A team of Evanston Township High School students reached the Outstanding level of recognition in the 2014 COMAP High School Mathematical Contest in Modeling and five teams reached the Meritorious level. The 17th annual contest by the Consortium for Mathematics and its Applications (COMAP) offered high school students the opportunity to work on complex, open-ended problems to develop a reasonable solution via a mathematical model.

Known among students as the “36-Hour Problem,” the international contest challenges students, who work in teams of up to four, to take on one of two real-world problems. They use skills and knowledge from math, science and computer science classes to develop possible solutions for problems that have no single, correct answer. The ETHS team sponsors were Glenford Gordon and Mark Vondracek.

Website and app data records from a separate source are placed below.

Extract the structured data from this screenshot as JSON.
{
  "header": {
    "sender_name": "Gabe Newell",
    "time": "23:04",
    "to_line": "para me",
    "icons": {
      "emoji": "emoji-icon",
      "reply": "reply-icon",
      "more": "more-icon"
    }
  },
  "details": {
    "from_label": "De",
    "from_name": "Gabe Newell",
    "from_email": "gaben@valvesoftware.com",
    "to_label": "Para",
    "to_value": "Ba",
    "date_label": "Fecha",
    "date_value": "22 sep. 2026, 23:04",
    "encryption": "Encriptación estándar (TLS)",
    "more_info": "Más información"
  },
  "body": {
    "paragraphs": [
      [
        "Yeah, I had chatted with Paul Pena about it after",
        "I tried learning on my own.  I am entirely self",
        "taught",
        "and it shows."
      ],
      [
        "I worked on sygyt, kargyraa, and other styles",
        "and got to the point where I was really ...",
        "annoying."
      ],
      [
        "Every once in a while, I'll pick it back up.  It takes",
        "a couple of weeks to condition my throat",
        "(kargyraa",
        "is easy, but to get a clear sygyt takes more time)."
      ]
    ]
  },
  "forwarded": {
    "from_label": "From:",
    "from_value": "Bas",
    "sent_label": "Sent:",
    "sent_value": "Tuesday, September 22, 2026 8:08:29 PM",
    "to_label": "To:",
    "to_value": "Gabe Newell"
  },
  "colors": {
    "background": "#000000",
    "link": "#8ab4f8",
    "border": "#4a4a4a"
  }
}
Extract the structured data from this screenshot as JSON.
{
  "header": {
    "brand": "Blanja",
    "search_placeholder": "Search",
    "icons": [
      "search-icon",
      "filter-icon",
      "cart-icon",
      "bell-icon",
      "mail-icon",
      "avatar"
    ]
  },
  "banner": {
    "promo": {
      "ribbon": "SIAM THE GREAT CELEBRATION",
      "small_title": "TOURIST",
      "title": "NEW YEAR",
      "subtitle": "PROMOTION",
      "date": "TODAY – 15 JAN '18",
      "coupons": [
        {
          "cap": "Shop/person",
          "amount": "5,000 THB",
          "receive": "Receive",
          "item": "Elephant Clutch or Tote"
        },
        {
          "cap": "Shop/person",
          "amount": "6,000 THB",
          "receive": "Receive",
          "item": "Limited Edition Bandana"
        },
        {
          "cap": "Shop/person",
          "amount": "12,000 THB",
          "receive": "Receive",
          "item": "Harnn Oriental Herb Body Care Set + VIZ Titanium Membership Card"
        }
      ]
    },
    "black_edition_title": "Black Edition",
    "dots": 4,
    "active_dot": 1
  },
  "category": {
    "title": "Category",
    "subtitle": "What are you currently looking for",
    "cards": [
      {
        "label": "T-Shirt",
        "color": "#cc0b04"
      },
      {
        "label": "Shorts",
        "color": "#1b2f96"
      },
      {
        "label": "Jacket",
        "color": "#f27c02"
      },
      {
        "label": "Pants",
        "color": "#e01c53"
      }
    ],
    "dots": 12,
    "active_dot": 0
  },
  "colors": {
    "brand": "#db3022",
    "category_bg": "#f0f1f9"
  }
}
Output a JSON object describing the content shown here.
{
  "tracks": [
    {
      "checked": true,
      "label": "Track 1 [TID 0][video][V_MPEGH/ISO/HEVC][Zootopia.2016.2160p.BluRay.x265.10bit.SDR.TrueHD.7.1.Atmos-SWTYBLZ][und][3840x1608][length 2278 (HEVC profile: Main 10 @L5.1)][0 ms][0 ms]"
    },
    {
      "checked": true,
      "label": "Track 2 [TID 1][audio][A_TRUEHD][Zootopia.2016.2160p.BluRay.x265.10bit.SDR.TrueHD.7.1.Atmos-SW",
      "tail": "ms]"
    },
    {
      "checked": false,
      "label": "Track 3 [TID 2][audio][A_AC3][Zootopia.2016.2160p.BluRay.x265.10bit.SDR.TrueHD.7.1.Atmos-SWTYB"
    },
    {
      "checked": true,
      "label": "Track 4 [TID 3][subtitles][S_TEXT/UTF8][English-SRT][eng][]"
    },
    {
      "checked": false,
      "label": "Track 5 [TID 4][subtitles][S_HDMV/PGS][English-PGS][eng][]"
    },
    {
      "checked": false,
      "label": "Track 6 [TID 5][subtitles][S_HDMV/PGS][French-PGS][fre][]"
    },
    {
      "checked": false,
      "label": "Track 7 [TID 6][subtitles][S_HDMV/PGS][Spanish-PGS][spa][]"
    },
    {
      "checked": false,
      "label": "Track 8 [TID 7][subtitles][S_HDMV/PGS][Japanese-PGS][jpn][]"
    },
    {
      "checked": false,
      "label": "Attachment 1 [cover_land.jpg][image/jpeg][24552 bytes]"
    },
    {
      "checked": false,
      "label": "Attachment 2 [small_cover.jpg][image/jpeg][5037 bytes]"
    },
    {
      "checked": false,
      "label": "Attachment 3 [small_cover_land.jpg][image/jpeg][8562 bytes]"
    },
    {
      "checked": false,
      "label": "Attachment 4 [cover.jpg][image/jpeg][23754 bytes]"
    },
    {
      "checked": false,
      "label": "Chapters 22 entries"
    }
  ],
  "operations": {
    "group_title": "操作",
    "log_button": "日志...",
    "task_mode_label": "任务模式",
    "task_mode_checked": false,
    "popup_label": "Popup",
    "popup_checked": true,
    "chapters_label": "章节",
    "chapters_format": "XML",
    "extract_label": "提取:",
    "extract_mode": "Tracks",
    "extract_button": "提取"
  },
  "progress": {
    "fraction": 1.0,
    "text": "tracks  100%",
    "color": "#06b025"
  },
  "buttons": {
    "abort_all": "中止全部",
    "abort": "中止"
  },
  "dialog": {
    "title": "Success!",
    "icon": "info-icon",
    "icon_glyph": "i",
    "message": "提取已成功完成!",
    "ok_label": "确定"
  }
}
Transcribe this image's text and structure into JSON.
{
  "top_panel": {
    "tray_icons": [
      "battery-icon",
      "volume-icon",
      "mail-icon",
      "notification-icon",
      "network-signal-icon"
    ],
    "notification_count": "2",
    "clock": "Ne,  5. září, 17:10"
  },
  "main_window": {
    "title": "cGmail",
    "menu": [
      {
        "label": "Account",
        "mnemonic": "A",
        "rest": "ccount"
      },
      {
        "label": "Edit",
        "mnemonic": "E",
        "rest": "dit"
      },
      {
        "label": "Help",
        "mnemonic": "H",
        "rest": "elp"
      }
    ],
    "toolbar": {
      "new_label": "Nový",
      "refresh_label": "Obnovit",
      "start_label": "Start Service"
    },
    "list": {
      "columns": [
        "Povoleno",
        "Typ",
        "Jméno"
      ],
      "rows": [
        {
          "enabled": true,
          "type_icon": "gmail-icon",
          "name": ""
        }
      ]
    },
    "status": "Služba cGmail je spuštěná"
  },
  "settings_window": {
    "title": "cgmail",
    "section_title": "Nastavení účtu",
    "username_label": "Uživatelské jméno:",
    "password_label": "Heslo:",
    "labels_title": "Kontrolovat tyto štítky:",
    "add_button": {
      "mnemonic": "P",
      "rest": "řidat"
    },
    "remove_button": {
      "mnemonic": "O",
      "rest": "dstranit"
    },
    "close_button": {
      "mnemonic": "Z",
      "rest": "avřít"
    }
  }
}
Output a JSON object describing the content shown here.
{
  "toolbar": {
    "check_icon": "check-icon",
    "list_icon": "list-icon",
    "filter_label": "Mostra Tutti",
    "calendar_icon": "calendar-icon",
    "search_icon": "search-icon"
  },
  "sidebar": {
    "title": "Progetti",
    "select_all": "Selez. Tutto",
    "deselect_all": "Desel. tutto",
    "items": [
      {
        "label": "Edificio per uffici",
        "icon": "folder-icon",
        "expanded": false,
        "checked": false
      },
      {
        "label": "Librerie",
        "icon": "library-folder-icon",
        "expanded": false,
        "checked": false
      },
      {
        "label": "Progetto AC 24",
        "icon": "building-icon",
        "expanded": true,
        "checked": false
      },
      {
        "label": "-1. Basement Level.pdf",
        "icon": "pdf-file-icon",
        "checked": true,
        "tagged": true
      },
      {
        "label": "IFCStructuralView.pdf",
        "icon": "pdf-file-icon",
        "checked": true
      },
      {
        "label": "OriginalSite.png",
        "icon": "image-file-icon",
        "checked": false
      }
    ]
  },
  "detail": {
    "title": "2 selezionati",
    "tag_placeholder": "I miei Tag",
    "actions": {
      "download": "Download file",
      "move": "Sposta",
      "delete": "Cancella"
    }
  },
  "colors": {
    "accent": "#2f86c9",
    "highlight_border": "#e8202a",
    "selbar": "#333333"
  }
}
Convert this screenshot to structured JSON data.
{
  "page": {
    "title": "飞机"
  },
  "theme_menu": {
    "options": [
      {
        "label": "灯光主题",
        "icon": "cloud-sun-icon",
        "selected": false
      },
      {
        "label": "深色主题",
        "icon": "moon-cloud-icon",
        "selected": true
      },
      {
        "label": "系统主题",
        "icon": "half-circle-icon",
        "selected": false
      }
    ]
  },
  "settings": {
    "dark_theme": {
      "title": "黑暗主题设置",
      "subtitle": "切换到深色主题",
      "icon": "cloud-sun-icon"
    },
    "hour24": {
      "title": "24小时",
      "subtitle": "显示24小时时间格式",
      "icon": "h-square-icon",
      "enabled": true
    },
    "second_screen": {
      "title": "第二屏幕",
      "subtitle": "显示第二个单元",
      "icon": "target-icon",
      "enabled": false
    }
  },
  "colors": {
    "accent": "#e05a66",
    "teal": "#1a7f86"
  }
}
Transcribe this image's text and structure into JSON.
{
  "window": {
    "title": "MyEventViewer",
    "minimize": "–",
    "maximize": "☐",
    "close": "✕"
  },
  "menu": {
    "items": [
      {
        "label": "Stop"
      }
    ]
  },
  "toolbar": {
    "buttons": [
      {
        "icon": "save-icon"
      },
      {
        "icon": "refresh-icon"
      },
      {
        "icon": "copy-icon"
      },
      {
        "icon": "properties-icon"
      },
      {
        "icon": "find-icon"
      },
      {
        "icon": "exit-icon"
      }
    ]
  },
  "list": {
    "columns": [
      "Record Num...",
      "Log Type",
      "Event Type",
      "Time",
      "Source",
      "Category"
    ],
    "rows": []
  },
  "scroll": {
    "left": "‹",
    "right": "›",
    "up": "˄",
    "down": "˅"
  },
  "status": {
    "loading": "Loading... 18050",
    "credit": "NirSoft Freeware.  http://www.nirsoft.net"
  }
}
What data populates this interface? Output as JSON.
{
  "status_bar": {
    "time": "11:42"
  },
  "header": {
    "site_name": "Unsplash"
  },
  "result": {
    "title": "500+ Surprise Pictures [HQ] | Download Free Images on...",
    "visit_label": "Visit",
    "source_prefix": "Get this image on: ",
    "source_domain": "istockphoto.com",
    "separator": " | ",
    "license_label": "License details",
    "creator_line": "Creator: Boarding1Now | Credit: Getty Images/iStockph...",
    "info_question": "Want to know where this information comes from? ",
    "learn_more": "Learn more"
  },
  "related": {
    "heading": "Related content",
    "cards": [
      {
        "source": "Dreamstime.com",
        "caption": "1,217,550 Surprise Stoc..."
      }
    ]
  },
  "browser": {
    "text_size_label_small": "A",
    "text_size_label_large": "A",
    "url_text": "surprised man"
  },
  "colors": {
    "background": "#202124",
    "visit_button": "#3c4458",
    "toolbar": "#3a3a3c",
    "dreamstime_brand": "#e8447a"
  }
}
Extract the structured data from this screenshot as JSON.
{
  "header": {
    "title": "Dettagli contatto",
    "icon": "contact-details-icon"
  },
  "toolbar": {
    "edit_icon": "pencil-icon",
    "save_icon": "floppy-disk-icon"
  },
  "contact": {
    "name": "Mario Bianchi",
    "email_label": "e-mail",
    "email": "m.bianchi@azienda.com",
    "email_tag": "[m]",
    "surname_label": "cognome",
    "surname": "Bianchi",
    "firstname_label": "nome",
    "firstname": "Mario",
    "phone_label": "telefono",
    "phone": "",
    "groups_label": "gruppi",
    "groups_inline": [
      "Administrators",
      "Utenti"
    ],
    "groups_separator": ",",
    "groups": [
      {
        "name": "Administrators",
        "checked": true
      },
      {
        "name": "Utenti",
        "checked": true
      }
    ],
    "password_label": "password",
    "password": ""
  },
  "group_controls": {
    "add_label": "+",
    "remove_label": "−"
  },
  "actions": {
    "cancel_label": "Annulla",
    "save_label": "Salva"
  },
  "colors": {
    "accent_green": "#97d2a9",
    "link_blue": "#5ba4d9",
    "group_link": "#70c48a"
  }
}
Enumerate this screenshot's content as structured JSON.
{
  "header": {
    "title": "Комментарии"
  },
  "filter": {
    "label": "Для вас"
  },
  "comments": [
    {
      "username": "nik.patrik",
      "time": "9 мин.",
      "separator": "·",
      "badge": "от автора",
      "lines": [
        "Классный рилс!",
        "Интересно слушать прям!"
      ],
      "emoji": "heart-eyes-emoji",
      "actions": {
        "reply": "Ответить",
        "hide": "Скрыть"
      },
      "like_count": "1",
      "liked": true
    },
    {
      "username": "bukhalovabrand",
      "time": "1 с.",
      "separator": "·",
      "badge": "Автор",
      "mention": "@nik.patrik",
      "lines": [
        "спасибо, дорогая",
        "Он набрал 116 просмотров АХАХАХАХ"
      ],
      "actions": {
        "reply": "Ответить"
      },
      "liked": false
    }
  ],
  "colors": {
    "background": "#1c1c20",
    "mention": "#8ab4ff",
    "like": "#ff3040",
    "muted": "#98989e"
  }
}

Each high school team chose one problem from two modeling challenges and then constructed their solutions:

i. Optimizing the rate of unloading passengers from subway trains and having them exit the station; or 

ii. Developing measures that can best contain the spread of a disease, such as Ebola, in a small village in Indonesia.

The ETHS team recognized as Outstanding presented one of only nine top papers submitted (approximately the top 1%) and will have its solution paper published in one or more of COMAP’s professional mathematics journals: ·ETHS seniors Sean Finn-Samuels, Graham Straus, and Nate Umbanhowar and junior Zane Kashner.

These ETHS teams recognized as Meritorious represented the top 25% of solution papers:

• Seniors Rebecca Conover, Micaela Homer, Rachel Kornbluh and Jordan Rosen-Kaplan

• Seniors Benedict Brady, Emma Chanen, Justin Liao and Henry McDonald

• Seniors Ben Foutty, Kevin Klyman, Mille Rosen and Aly Singleton

• Juniors Christian Landis, Alex and Seth Paternostro and Andrew Simon

• Juniors Alex Brooke, Paul Clarke and Spencer Eanes

“We had 11 other teams of students who earned Honorable Mention and Successful Participant status,” added Vondracek. “This is a total of 17 teams who voluntarily spent most of a weekend back in November doing intense STEM work.”